Required work:
Say how many lines in the following entries include "name", and add nothing else.

Dataset rows describing interfaces:
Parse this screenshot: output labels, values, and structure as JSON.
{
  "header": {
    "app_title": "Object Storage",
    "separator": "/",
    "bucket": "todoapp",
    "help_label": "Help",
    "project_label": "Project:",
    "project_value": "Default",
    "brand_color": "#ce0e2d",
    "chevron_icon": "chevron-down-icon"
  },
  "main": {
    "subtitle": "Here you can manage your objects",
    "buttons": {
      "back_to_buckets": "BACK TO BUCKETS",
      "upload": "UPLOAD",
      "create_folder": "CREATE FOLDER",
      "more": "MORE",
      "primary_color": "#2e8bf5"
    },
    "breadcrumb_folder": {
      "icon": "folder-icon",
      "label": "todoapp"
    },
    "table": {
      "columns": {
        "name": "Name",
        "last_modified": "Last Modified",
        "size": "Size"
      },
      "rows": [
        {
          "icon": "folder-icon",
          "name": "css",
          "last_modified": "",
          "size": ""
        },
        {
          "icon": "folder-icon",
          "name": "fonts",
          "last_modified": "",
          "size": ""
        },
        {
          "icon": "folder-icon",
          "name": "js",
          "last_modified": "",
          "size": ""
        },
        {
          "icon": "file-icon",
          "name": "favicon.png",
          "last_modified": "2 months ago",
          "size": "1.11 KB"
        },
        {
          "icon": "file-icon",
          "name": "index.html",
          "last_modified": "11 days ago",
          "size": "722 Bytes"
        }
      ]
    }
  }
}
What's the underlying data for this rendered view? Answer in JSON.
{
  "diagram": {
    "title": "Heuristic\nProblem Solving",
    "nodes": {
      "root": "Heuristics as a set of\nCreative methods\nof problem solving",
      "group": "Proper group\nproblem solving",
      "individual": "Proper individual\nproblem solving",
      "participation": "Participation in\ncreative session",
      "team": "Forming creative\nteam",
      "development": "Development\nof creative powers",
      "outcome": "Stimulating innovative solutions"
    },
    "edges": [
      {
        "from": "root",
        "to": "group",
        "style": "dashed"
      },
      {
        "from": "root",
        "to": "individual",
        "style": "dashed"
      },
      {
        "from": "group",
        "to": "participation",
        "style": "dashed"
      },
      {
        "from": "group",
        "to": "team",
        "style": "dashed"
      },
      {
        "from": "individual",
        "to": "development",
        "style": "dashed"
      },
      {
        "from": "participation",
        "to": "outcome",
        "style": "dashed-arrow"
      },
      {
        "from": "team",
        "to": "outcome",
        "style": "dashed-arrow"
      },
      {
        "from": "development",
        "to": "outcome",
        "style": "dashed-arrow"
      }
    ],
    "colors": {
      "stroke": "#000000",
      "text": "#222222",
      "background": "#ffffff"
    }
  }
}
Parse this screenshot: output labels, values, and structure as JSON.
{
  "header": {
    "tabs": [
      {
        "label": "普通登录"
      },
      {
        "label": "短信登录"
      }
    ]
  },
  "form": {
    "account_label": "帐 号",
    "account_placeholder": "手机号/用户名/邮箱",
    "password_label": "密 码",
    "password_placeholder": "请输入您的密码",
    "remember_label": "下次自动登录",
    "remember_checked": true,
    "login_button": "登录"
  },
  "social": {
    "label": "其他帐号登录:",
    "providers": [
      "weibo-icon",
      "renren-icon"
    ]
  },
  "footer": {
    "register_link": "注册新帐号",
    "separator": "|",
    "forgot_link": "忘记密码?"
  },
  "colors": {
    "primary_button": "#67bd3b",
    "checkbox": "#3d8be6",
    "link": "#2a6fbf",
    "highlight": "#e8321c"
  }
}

Exercise response:
6